# What you are asked to do:
Each entry has to be printed again exactly.

Data excerpts:
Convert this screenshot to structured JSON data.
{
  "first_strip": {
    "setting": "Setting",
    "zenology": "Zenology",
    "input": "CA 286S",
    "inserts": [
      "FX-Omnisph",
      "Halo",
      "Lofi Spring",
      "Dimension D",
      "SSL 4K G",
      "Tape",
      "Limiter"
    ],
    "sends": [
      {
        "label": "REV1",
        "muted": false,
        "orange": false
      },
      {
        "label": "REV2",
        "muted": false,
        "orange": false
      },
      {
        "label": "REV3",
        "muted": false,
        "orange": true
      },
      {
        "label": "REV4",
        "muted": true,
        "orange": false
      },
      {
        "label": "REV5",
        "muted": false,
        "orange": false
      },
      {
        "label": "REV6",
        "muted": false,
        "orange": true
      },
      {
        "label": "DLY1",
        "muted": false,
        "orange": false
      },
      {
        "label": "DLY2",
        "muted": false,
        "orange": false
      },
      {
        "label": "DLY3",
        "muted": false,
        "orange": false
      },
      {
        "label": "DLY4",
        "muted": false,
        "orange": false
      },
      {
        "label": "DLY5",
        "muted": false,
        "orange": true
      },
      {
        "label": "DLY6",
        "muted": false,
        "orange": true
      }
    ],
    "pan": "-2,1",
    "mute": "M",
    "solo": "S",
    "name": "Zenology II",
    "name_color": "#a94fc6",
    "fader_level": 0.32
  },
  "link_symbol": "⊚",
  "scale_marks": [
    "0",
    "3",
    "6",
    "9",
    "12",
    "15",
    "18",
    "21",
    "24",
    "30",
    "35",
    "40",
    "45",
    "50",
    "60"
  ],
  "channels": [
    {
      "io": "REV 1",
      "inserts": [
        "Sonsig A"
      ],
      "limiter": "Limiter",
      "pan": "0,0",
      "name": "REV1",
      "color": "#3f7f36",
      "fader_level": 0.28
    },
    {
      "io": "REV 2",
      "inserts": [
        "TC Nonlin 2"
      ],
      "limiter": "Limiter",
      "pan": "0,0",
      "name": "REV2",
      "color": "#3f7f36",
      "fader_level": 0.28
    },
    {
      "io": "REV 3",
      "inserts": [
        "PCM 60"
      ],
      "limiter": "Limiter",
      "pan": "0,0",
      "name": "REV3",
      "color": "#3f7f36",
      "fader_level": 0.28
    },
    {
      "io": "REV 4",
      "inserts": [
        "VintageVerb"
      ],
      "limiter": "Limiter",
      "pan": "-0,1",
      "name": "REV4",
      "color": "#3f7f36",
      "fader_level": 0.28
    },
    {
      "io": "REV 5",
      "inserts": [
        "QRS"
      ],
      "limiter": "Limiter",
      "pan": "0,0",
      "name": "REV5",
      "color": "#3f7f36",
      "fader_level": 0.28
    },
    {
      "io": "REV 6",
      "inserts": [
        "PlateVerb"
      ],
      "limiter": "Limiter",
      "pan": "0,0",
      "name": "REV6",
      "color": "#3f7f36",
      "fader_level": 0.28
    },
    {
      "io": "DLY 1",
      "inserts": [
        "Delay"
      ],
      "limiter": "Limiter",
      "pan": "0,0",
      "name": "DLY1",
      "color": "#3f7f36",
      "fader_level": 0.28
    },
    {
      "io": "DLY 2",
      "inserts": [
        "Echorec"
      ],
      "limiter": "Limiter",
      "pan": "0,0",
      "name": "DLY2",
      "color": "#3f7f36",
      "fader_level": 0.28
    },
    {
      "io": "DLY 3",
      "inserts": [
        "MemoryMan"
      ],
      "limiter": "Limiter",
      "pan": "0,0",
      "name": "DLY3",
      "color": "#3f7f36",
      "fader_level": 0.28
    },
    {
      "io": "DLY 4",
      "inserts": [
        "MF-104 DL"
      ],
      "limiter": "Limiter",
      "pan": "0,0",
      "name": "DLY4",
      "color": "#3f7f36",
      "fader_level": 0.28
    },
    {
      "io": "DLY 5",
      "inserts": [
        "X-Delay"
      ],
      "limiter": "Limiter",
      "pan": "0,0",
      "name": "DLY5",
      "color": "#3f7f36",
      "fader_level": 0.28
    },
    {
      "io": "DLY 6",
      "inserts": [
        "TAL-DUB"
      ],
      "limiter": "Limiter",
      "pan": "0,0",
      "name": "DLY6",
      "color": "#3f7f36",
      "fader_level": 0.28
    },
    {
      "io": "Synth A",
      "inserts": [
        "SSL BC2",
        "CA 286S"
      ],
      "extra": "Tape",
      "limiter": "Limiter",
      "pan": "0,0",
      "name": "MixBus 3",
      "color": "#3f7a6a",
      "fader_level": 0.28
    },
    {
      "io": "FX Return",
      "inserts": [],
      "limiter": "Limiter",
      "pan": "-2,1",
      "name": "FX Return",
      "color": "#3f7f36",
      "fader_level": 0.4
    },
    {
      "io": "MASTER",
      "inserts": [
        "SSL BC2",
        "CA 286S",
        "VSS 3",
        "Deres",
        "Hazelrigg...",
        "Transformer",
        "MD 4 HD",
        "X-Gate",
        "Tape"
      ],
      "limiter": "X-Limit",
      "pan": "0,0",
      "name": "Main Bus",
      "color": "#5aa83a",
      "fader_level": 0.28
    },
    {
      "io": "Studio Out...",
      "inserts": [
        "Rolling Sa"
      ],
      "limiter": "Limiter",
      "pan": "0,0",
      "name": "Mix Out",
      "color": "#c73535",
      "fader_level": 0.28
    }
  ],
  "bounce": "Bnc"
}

# Reply to the task:
Convert this screenshot to structured JSON data.
{
  "first_strip": {
    "setting": "Setting",
    "zenology": "Zenology",
    "input": "CA 286S",
    "inserts": [
      "FX-Omnisph",
      "Halo",
      "Lofi Spring",
      "Dimension D",
      "SSL 4K G",
      "Tape",
      "Limiter"
    ],
    "sends": [
      {
        "label": "REV1",
        "muted": false,
        "orange": false
      },
      {
        "label": "REV2",
        "muted": false,
        "orange": false
      },
      {
        "label": "REV3",
        "muted": false,
        "orange": true
      },
      {
        "label": "REV4",
        "muted": true,
        "orange": false
      },
      {
        "label": "REV5",
        "muted": false,
        "orange": false
      },
      {
        "label": "REV6",
        "muted": false,
        "orange": true
      },
      {
        "label": "DLY1",
        "muted": false,
        "orange": false
      },
      {
        "label": "DLY2",
        "muted": false,
        "orange": false
      },
      {
        "label": "DLY3",
        "muted": false,
        "orange": false
      },
      {
        "label": "DLY4",
        "muted": false,
        "orange": false
      },
      {
        "label": "DLY5",
        "muted": false,
        "orange": true
      },
      {
        "label": "DLY6",
        "muted": false,
        "orange": true
      }
    ],
    "pan": "-2,1",
    "mute": "M",
    "solo": "S",
    "name": "Zenology II",
    "name_color": "#a94fc6",
    "fader_level": 0.32
  },
  "link_symbol": "⊚",
  "scale_marks": [
    "0",
    "3",
    "6",
    "9",
    "12",
    "15",
    "18",
    "21",
    "24",
    "30",
    "35",
    "40",
    "45",
    "50",
    "60"
  ],
  "channels": [
    {
      "io": "REV 1",
      "inserts": [
        "Sonsig A"
      ],
      "limiter": "Limiter",
      "pan": "0,0",
      "name": "REV1",
      "color": "#3f7f36",
      "fader_level": 0.28
    },
    {
      "io": "REV 2",
      "inserts": [
        "TC Nonlin 2"
      ],
      "limiter": "Limiter",
      "pan": "0,0",
      "name": "REV2",
      "color": "#3f7f36",
      "fader_level": 0.28
    },
    {
      "io": "REV 3",
      "inserts": [
        "PCM 60"
      ],
      "limiter": "Limiter",
      "pan": "0,0",
      "name": "REV3",
      "color": "#3f7f36",
      "fader_level": 0.28
    },
    {
      "io": "REV 4",
      "inserts": [
        "VintageVerb"
      ],
      "limiter": "Limiter",
      "pan": "-0,1",
      "name": "REV4",
      "color": "#3f7f36",
      "fader_level": 0.28
    },
    {
      "io": "REV 5",
      "inserts": [
        "QRS"
      ],
      "limiter": "Limiter",
      "pan": "0,0",
      "name": "REV5",
      "color": "#3f7f36",
      "fader_level": 0.28
    },
    {
      "io": "REV 6",
      "inserts": [
        "PlateVerb"
      ],
      "limiter": "Limiter",
      "pan": "0,0",
      "name": "REV6",
      "color": "#3f7f36",
      "fader_level": 0.28
    },
    {
      "io": "DLY 1",
      "inserts": [
        "Delay"
      ],
      "limiter": "Limiter",
      "pan": "0,0",
      "name": "DLY1",
      "color": "#3f7f36",
      "fader_level": 0.28
    },
    {
      "io": "DLY 2",
      "inserts": [
        "Echorec"
      ],
      "limiter": "Limiter",
      "pan": "0,0",
      "name": "DLY2",
      "color": "#3f7f36",
      "fader_level": 0.28
    },
    {
      "io": "DLY 3",
      "inserts": [
        "MemoryMan"
      ],
      "limiter": "Limiter",
      "pan": "0,0",
      "name": "DLY3",
      "color": "#3f7f36",
      "fader_level": 0.28
    },
    {
      "io": "DLY 4",
      "inserts": [
        "MF-104 DL"
      ],
      "limiter": "Limiter",
      "pan": "0,0",
      "name": "DLY4",
      "color": "#3f7f36",
      "fader_level": 0.28
    },
    {
      "io": "DLY 5",
      "inserts": [
        "X-Delay"
      ],
      "limiter": "Limiter",
      "pan": "0,0",
      "name": "DLY5",
      "color": "#3f7f36",
      "fader_level": 0.28
    },
    {
      "io": "DLY 6",
      "inserts": [
        "TAL-DUB"
      ],
      "limiter": "Limiter",
      "pan": "0,0",
      "name": "DLY6",
      "color": "#3f7f36",
      "fader_level": 0.28
    },
    {
      "io": "Synth A",
      "inserts": [
        "SSL BC2",
        "CA 286S"
      ],
      "extra": "Tape",
      "limiter": "Limiter",
      "pan": "0,0",
      "name": "MixBus 3",
      "color": "#3f7a6a",
      "fader_level": 0.28
    },
    {
      "io": "FX Return",
      "inserts": [],
      "limiter": "Limiter",
      "pan": "-2,1",
      "name": "FX Return",
      "color": "#3f7f36",
      "fader_level": 0.4
    },
    {
      "io": "MASTER",
      "inserts": [
        "SSL BC2",
        "CA 286S",
        "VSS 3",
        "Deres",
        "Hazelrigg...",
        "Transformer",
        "MD 4 HD",
        "X-Gate",
        "Tape"
      ],
      "limiter": "X-Limit",
      "pan": "0,0",
      "name": "Main Bus",
      "color": "#5aa83a",
      "fader_level": 0.28
    },
    {
      "io": "Studio Out...",
      "inserts": [
        "Rolling Sa"
      ],
      "limiter": "Limiter",
      "pan": "0,0",
      "name": "Mix Out",
      "color": "#c73535",
      "fader_level": 0.28
    }
  ],
  "bounce": "Bnc"
}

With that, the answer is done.